Surgery would have almost certainly left him unable to compete this year and returning, at 35, after missing six months to a year for recovery and rehab would have been a daunting task, to say the least.
Instead he returned to competition in time to compete at the 2015 World Finals, where he then tore the MCL in his right knee.
For an aging rider who has two knees in need of surgery and a biceps muscle that isn’t as strong as it once was, Marchi dominated the competition in Thackerville.
He was 3-for-3 with scores of 88.75 points, 82.5 points and then 86.5 points on the previously unridden bull What’s Under Your Hood.
Going into the Championship Round, two-time World Champion turned CBS broadcaster Justin McBride commented, “Marchi’s looked good all weekend.”

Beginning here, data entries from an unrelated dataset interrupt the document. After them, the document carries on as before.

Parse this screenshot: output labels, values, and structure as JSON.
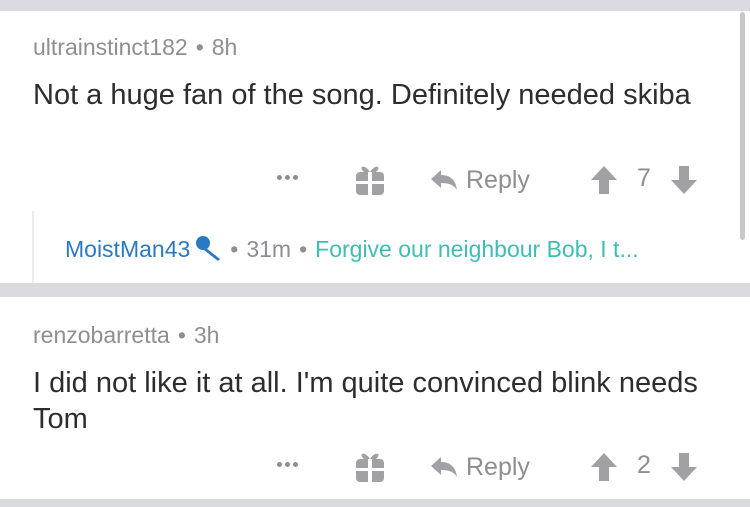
{
  "comments": [
    {
      "author": "ultrainstinct182",
      "separator": "•",
      "time": "8h",
      "body": "Not a huge fan of the song. Definitely needed skiba",
      "more_icon": "more-dots-icon",
      "gift_icon": "gift-icon",
      "reply_label": "Reply",
      "score": "7",
      "child": {
        "author": "MoistMan43",
        "flair_icon": "microphone-icon",
        "separator": "•",
        "time": "31m",
        "preview": "Forgive our neighbour Bob, I t..."
      }
    },
    {
      "author": "renzobarretta",
      "separator": "•",
      "time": "3h",
      "body": "I did not like it at all. I'm quite convinced blink needs Tom",
      "more_icon": "more-dots-icon",
      "gift_icon": "gift-icon",
      "reply_label": "Reply",
      "score": "2"
    }
  ],
  "colors": {
    "background": "#dadbe0",
    "card": "#ffffff",
    "meta_text": "#8e8e93",
    "body_text": "#2d2d2d",
    "author_link": "#2b79c2",
    "preview_link": "#3fbdb3",
    "mic_icon": "#2b79c2"
  }
}
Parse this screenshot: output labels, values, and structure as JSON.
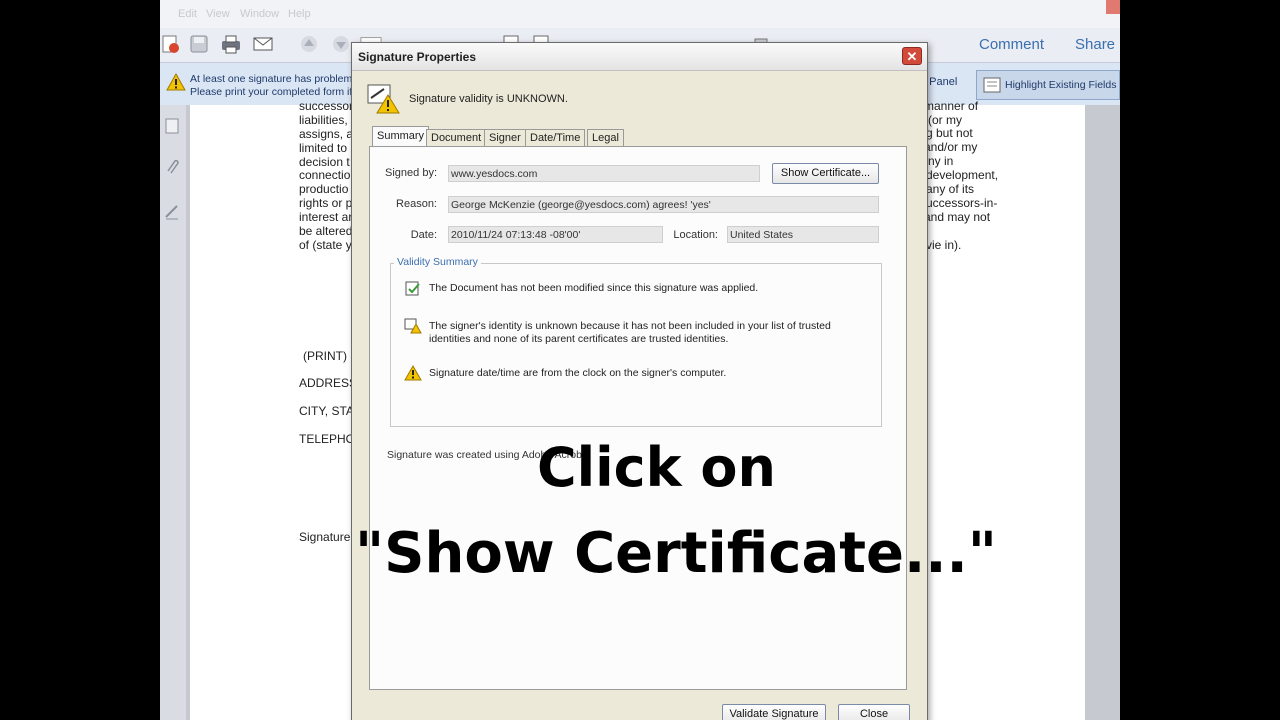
{
  "menu": {
    "items": [
      "Edit",
      "View",
      "Window",
      "Help"
    ]
  },
  "toolbar": {
    "comment_label": "Comment",
    "share_label": "Share"
  },
  "notification": {
    "line1": "At least one signature has problems.",
    "line2": "Please print your completed form if you would like a copy for your records.",
    "panel_label": "e Panel",
    "highlight_label": "Highlight Existing Fields"
  },
  "document": {
    "left_column": [
      "successors",
      "liabilities,",
      "assigns, a",
      "limited  to",
      "decision t",
      "connectio",
      "productio",
      "rights or p",
      "interest ar",
      "be altered",
      "of (state y"
    ],
    "right_column": [
      "manner of",
      "(or my",
      "g but not",
      "and/or my",
      "ny in",
      "development,",
      "any of its",
      "uccessors-in-",
      "and may not",
      "vie in)."
    ],
    "labels": [
      "(PRINT)",
      "ADDRESS",
      "CITY, STA",
      "TELEPHO",
      "Signature"
    ]
  },
  "dialog": {
    "title": "Signature Properties",
    "validity": "Signature validity is UNKNOWN.",
    "tabs": [
      "Summary",
      "Document",
      "Signer",
      "Date/Time",
      "Legal"
    ],
    "signed_by_label": "Signed by:",
    "signed_by_value": "www.yesdocs.com",
    "show_certificate_label": "Show Certificate...",
    "reason_label": "Reason:",
    "reason_value": "George McKenzie (george@yesdocs.com)  agrees!  'yes'",
    "date_label": "Date:",
    "date_value": "2010/11/24 07:13:48 -08'00'",
    "location_label": "Location:",
    "location_value": "United States",
    "validity_summary_title": "Validity Summary",
    "validity_items": [
      {
        "icon": "doc-check-icon",
        "line1": "The Document has not been modified since this signature was applied.",
        "line2": ""
      },
      {
        "icon": "signer-warning-icon",
        "line1": "The signer's identity is unknown because it has not been included in your list of trusted",
        "line2": "identities and none of its parent certificates are trusted identities."
      },
      {
        "icon": "warning-icon",
        "line1": "Signature date/time are from the clock on the signer's computer.",
        "line2": ""
      }
    ],
    "created_using": "Signature was created using Adobe Acrobat",
    "validate_label": "Validate Signature",
    "close_label": "Close"
  },
  "caption": {
    "line1": "Click on",
    "line2": "\"Show Certificate...\""
  },
  "colors": {
    "accent": "#3b6fb0",
    "close": "#d24a3a",
    "dialog_bg": "#ece9d8"
  }
}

McBride added, “He’ll pick early and pick one he has confidence in.”
Marchi had the third pick in the bull draft when he chose What’s Under the Hood.
Unlike any of his previous wins, this one was emotional for reasons younger riders will not understand until later in their careers.
This particular win also is why Marchi has had such a tough time of knowing how much longer to continue competing.
Just two weeks ago, he said, the 2017 season “might” be last as a professional bull rider. However, he’s currently ranked 17th in the world standings and, quite frankly, still capable of competing among the Top 35.
In the interview two weeks ago, Marchi said he was only contemplating retirement “because of my situation, both my knees and my arms.”
But added, “I still do all right.”
Marchi has all but qualified for this year’s World Finals, which will be the 14th in a row.
Next season will give Marchi an opportunity to become the first rider in history surpass an unprecedented 600 qualified rides at the elite televised level. Having earned five qualified rides in the past two weeks, he currently needs 37 more to reach 600. With seven regular-season events in 2016 as well as the Finals and entire 2017 season ahead of him, he could in fact, set the mark.
By comparison, only 19 riders have even recorded 600 outs at the elite level.